[[ PROVIDED DATA open ]]

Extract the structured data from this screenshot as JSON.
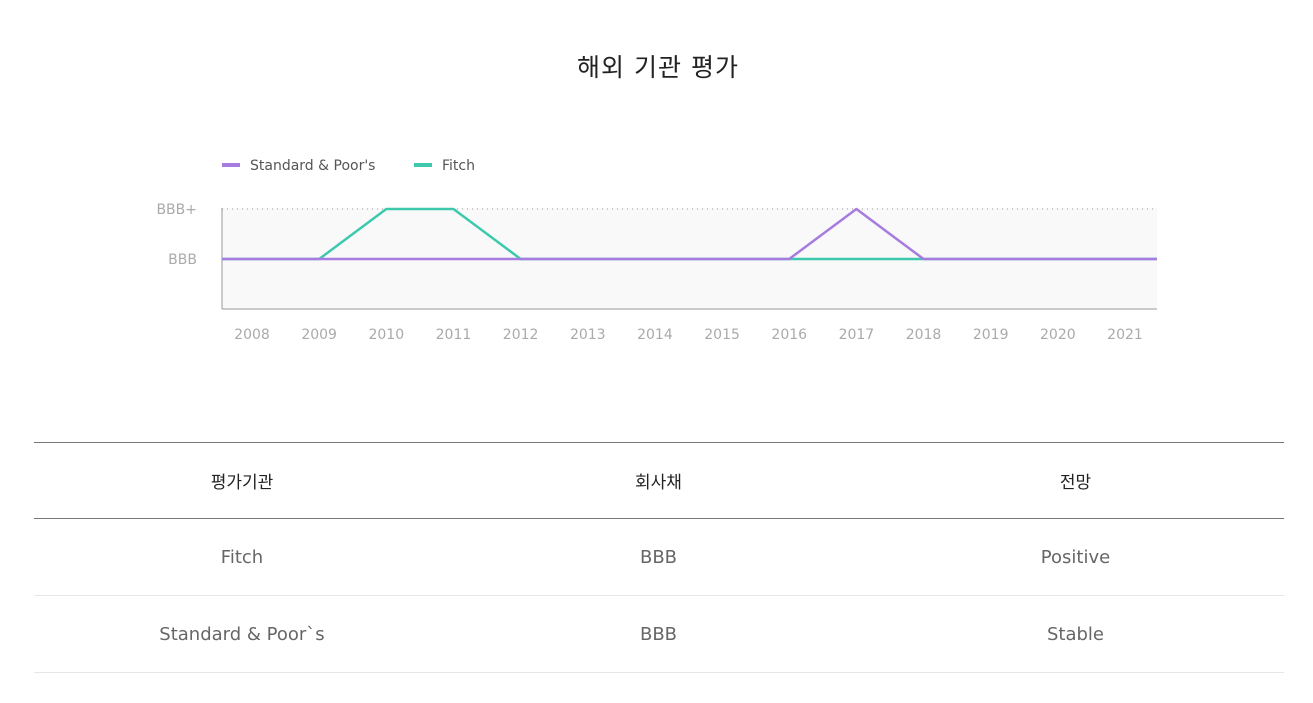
{
  "page": {
    "title": "해외 기관 평가"
  },
  "chart_data": {
    "type": "line",
    "title": "",
    "x": [
      "2008",
      "2009",
      "2010",
      "2011",
      "2012",
      "2013",
      "2014",
      "2015",
      "2016",
      "2017",
      "2018",
      "2019",
      "2020",
      "2021"
    ],
    "y_categories": [
      "BBB",
      "BBB+"
    ],
    "series": [
      {
        "name": "Standard & Poor's",
        "color": "#a77be0",
        "values": [
          "BBB",
          "BBB",
          "BBB",
          "BBB",
          "BBB",
          "BBB",
          "BBB",
          "BBB",
          "BBB",
          "BBB+",
          "BBB",
          "BBB",
          "BBB",
          "BBB"
        ]
      },
      {
        "name": "Fitch",
        "color": "#3ec9ae",
        "values": [
          "BBB",
          "BBB",
          "BBB+",
          "BBB+",
          "BBB",
          "BBB",
          "BBB",
          "BBB",
          "BBB",
          "BBB",
          "BBB",
          "BBB",
          "BBB",
          "BBB"
        ]
      }
    ],
    "legend_position": "top-left",
    "grid": "dotted line at BBB+",
    "background": "#f9f9f9"
  },
  "table": {
    "headers": [
      "평가기관",
      "회사채",
      "전망"
    ],
    "rows": [
      [
        "Fitch",
        "BBB",
        "Positive"
      ],
      [
        "Standard & Poor`s",
        "BBB",
        "Stable"
      ]
    ]
  }
}
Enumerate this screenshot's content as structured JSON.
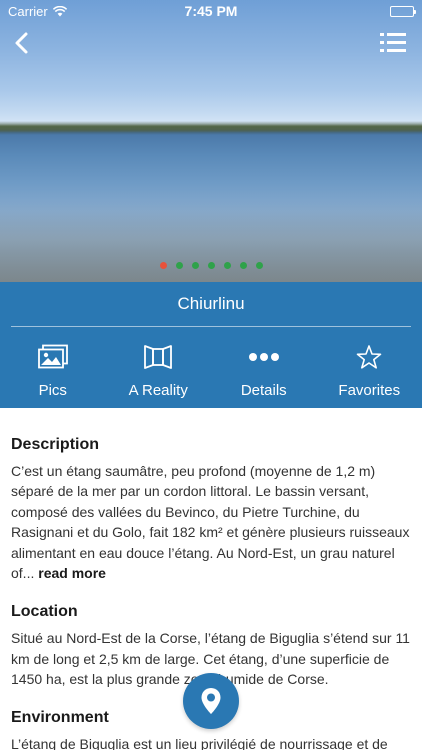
{
  "status_bar": {
    "carrier": "Carrier",
    "time": "7:45 PM"
  },
  "header": {
    "back_icon": "chevron-left-icon",
    "menu_icon": "list-menu-icon"
  },
  "carousel": {
    "slide_count": 7,
    "active_index": 0,
    "active_color": "#e8523b",
    "inactive_color": "#2fa24a"
  },
  "place": {
    "title": "Chiurlinu"
  },
  "tabs": [
    {
      "label": "Pics",
      "icon": "photos-icon"
    },
    {
      "label": "A Reality",
      "icon": "panorama-icon"
    },
    {
      "label": "Details",
      "icon": "more-dots-icon"
    },
    {
      "label": "Favorites",
      "icon": "star-icon"
    }
  ],
  "sections": {
    "description": {
      "heading": "Description",
      "text": "C’est un étang saumâtre, peu profond (moyenne de 1,2 m) séparé de la mer par un cordon littoral. Le bassin versant, composé des vallées du Bevinco, du Pietre Turchine, du Rasignani et du Golo, fait 182 km² et génère plusieurs ruisseaux alimentant en eau douce l’étang. Au Nord-Est, un grau naturel of...",
      "read_more": "read more"
    },
    "location": {
      "heading": "Location",
      "text": "Situé au Nord-Est de la Corse, l’étang de Biguglia s’étend sur 11 km de long et 2,5 km de large. Cet étang, d’une superficie de 1450 ha, est la plus grande zone humide de Corse."
    },
    "environment": {
      "heading": "Environment",
      "text": "L’étang de Biguglia est un lieu privilégié de nourrissage et de"
    }
  },
  "fab": {
    "icon": "map-pin-icon"
  },
  "colors": {
    "primary": "#2a78b3",
    "text": "#333333"
  }
}
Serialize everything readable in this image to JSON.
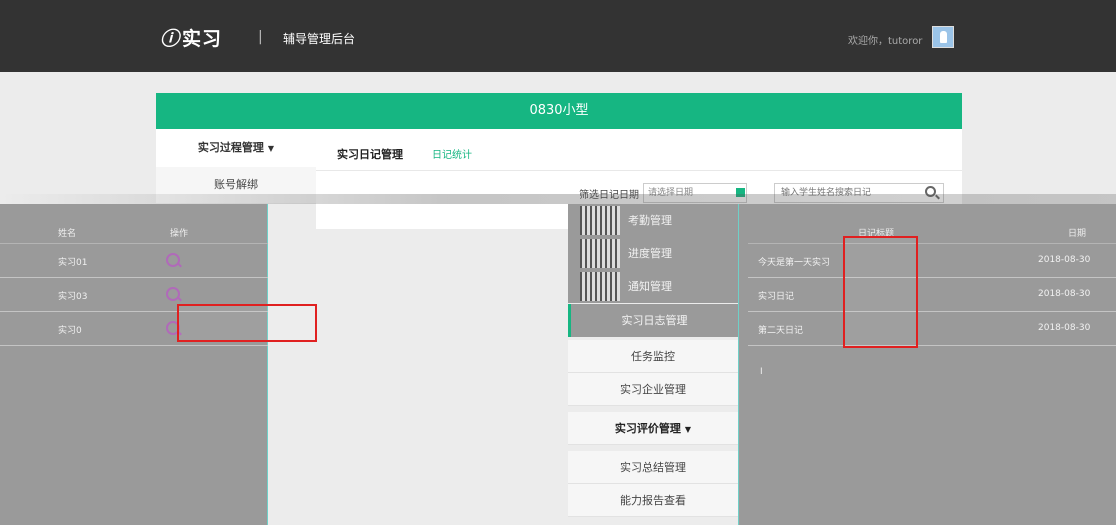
{
  "header": {
    "logo_text": "实习",
    "separator": "|",
    "admin_title": "辅导管理后台",
    "welcome": "欢迎你，tutoror"
  },
  "course": {
    "name": "0830小型"
  },
  "sidebar": {
    "section_title": "实习过程管理",
    "account_unbind": "账号解绑"
  },
  "tabs": {
    "journal_manage": "实习日记管理",
    "journal_stats": "日记统计"
  },
  "filters": {
    "date_label": "筛选日记日期",
    "date_placeholder": "请选择日期",
    "search_placeholder": "输入学生姓名搜索日记"
  },
  "left_table": {
    "headers": [
      "姓名",
      "操作"
    ],
    "rows": [
      {
        "name": "实习01"
      },
      {
        "name": "实习03"
      },
      {
        "name": "实习0"
      }
    ]
  },
  "mid_menu": {
    "dark_items": [
      "考勤管理",
      "进度管理",
      "通知管理"
    ],
    "active_item": "实习日志管理",
    "items": [
      "任务监控",
      "实习企业管理",
      "实习评价管理",
      "实习总结管理",
      "能力报告查看"
    ]
  },
  "right_table": {
    "headers": [
      "日记标题",
      "日期"
    ],
    "rows": [
      {
        "title": "今天是第一天实习",
        "date": "2018-08-30"
      },
      {
        "title": "实习日记",
        "date": "2018-08-30"
      },
      {
        "title": "第二天日记",
        "date": "2018-08-30"
      }
    ],
    "cursor": "I"
  },
  "colors": {
    "brand_green": "#16b682",
    "topbar": "#333333",
    "highlight_red": "#e02020"
  }
}
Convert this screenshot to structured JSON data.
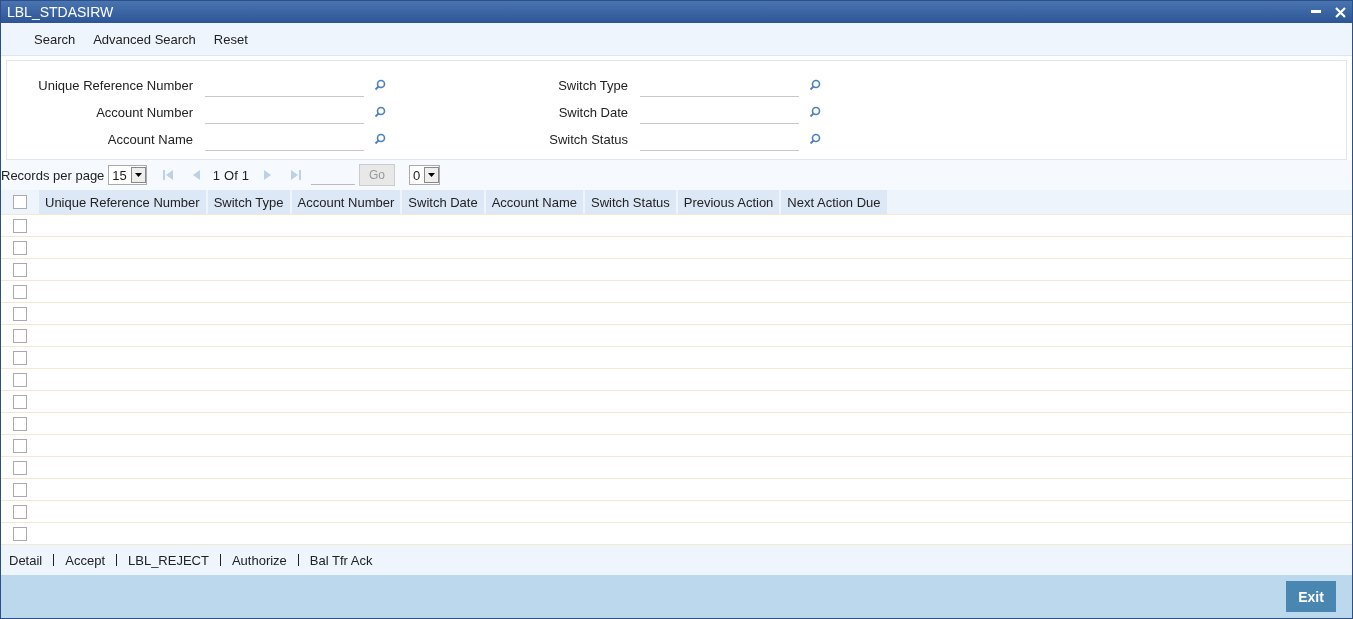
{
  "window": {
    "title": "LBL_STDASIRW"
  },
  "toolbar": [
    "Search",
    "Advanced Search",
    "Reset"
  ],
  "search_fields": {
    "left": [
      {
        "label": "Unique Reference Number"
      },
      {
        "label": "Account Number"
      },
      {
        "label": "Account Name"
      }
    ],
    "right": [
      {
        "label": "Switch Type"
      },
      {
        "label": "Switch Date"
      },
      {
        "label": "Switch Status"
      }
    ]
  },
  "pagination": {
    "label": "Records per page",
    "per_page": "15",
    "page": "1",
    "of": "Of",
    "total": "1",
    "go": "Go",
    "jump": "0"
  },
  "table": {
    "header_checked": false,
    "columns": [
      "Unique Reference Number",
      "Switch Type",
      "Account Number",
      "Switch Date",
      "Account Name",
      "Switch Status",
      "Previous Action",
      "Next Action Due"
    ],
    "rows": [
      {
        "checked": false
      },
      {
        "checked": false
      },
      {
        "checked": false
      },
      {
        "checked": false
      },
      {
        "checked": false
      },
      {
        "checked": false
      },
      {
        "checked": false
      },
      {
        "checked": false
      },
      {
        "checked": false
      },
      {
        "checked": false
      },
      {
        "checked": false
      },
      {
        "checked": false
      },
      {
        "checked": false
      },
      {
        "checked": false
      },
      {
        "checked": false
      }
    ]
  },
  "actions": [
    "Detail",
    "Accept",
    "LBL_REJECT",
    "Authorize",
    "Bal Tfr Ack"
  ],
  "footer": {
    "exit": "Exit"
  }
}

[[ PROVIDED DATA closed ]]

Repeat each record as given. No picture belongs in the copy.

▶ [OUTPUT]
Extract the structured data from this screenshot as JSON.
{
  "page": {
    "title": "해외 기관 평가"
  },
  "chart_data": {
    "type": "line",
    "title": "",
    "x": [
      "2008",
      "2009",
      "2010",
      "2011",
      "2012",
      "2013",
      "2014",
      "2015",
      "2016",
      "2017",
      "2018",
      "2019",
      "2020",
      "2021"
    ],
    "y_categories": [
      "BBB",
      "BBB+"
    ],
    "series": [
      {
        "name": "Standard & Poor's",
        "color": "#a77be0",
        "values": [
          "BBB",
          "BBB",
          "BBB",
          "BBB",
          "BBB",
          "BBB",
          "BBB",
          "BBB",
          "BBB",
          "BBB+",
          "BBB",
          "BBB",
          "BBB",
          "BBB"
        ]
      },
      {
        "name": "Fitch",
        "color": "#3ec9ae",
        "values": [
          "BBB",
          "BBB",
          "BBB+",
          "BBB+",
          "BBB",
          "BBB",
          "BBB",
          "BBB",
          "BBB",
          "BBB",
          "BBB",
          "BBB",
          "BBB",
          "BBB"
        ]
      }
    ],
    "legend_position": "top-left",
    "grid": "dotted line at BBB+",
    "background": "#f9f9f9"
  },
  "table": {
    "headers": [
      "평가기관",
      "회사채",
      "전망"
    ],
    "rows": [
      [
        "Fitch",
        "BBB",
        "Positive"
      ],
      [
        "Standard & Poor`s",
        "BBB",
        "Stable"
      ]
    ]
  }
}
Enumerate this screenshot's content as structured JSON.
{
  "status_bar": {
    "carrier": "Carrier",
    "time": "7:45 PM"
  },
  "header": {
    "back_icon": "chevron-left-icon",
    "menu_icon": "list-menu-icon"
  },
  "carousel": {
    "slide_count": 7,
    "active_index": 0,
    "active_color": "#e8523b",
    "inactive_color": "#2fa24a"
  },
  "place": {
    "title": "Chiurlinu"
  },
  "tabs": [
    {
      "label": "Pics",
      "icon": "photos-icon"
    },
    {
      "label": "A Reality",
      "icon": "panorama-icon"
    },
    {
      "label": "Details",
      "icon": "more-dots-icon"
    },
    {
      "label": "Favorites",
      "icon": "star-icon"
    }
  ],
  "sections": {
    "description": {
      "heading": "Description",
      "text": "C’est un étang saumâtre, peu profond (moyenne de 1,2 m) séparé de la mer par un cordon littoral. Le bassin versant, composé des vallées du Bevinco, du Pietre Turchine, du Rasignani et du Golo, fait 182 km² et génère plusieurs ruisseaux alimentant en eau douce l’étang. Au Nord-Est, un grau naturel of...",
      "read_more": "read more"
    },
    "location": {
      "heading": "Location",
      "text": "Situé au Nord-Est de la Corse, l’étang de Biguglia s’étend sur 11 km de long et 2,5 km de large. Cet étang, d’une superficie de 1450 ha, est la plus grande zone humide de Corse."
    },
    "environment": {
      "heading": "Environment",
      "text": "L’étang de Biguglia est un lieu privilégié de nourrissage et de"
    }
  },
  "fab": {
    "icon": "map-pin-icon"
  },
  "colors": {
    "primary": "#2a78b3",
    "text": "#333333"
  }
}
Serialize everything readable in this image to JSON.
{
  "header": {
    "logo_text": "实习",
    "separator": "|",
    "admin_title": "辅导管理后台",
    "welcome": "欢迎你，tutoror"
  },
  "course": {
    "name": "0830小型"
  },
  "sidebar": {
    "section_title": "实习过程管理",
    "account_unbind": "账号解绑"
  },
  "tabs": {
    "journal_manage": "实习日记管理",
    "journal_stats": "日记统计"
  },
  "filters": {
    "date_label": "筛选日记日期",
    "date_placeholder": "请选择日期",
    "search_placeholder": "输入学生姓名搜索日记"
  },
  "left_table": {
    "headers": [
      "姓名",
      "操作"
    ],
    "rows": [
      {
        "name": "实习01"
      },
      {
        "name": "实习03"
      },
      {
        "name": "实习0"
      }
    ]
  },
  "mid_menu": {
    "dark_items": [
      "考勤管理",
      "进度管理",
      "通知管理"
    ],
    "active_item": "实习日志管理",
    "items": [
      "任务监控",
      "实习企业管理",
      "实习评价管理",
      "实习总结管理",
      "能力报告查看"
    ]
  },
  "right_table": {
    "headers": [
      "日记标题",
      "日期"
    ],
    "rows": [
      {
        "title": "今天是第一天实习",
        "date": "2018-08-30"
      },
      {
        "title": "实习日记",
        "date": "2018-08-30"
      },
      {
        "title": "第二天日记",
        "date": "2018-08-30"
      }
    ],
    "cursor": "I"
  },
  "colors": {
    "brand_green": "#16b682",
    "topbar": "#333333",
    "highlight_red": "#e02020"
  }
}
Convert this screenshot to structured JSON data.
{
  "window": {
    "title": "LBL_STDASIRW"
  },
  "toolbar": [
    "Search",
    "Advanced Search",
    "Reset"
  ],
  "search_fields": {
    "left": [
      {
        "label": "Unique Reference Number"
      },
      {
        "label": "Account Number"
      },
      {
        "label": "Account Name"
      }
    ],
    "right": [
      {
        "label": "Switch Type"
      },
      {
        "label": "Switch Date"
      },
      {
        "label": "Switch Status"
      }
    ]
  },
  "pagination": {
    "label": "Records per page",
    "per_page": "15",
    "page": "1",
    "of": "Of",
    "total": "1",
    "go": "Go",
    "jump": "0"
  },
  "table": {
    "header_checked": false,
    "columns": [
      "Unique Reference Number",
      "Switch Type",
      "Account Number",
      "Switch Date",
      "Account Name",
      "Switch Status",
      "Previous Action",
      "Next Action Due"
    ],
    "rows": [
      {
        "checked": false
      },
      {
        "checked": false
      },
      {
        "checked": false
      },
      {
        "checked": false
      },
      {
        "checked": false
      },
      {
        "checked": false
      },
      {
        "checked": false
      },
      {
        "checked": false
      },
      {
        "checked": false
      },
      {
        "checked": false
      },
      {
        "checked": false
      },
      {
        "checked": false
      },
      {
        "checked": false
      },
      {
        "checked": false
      },
      {
        "checked": false
      }
    ]
  },
  "actions": [
    "Detail",
    "Accept",
    "LBL_REJECT",
    "Authorize",
    "Bal Tfr Ack"
  ],
  "footer": {
    "exit": "Exit"
  }
}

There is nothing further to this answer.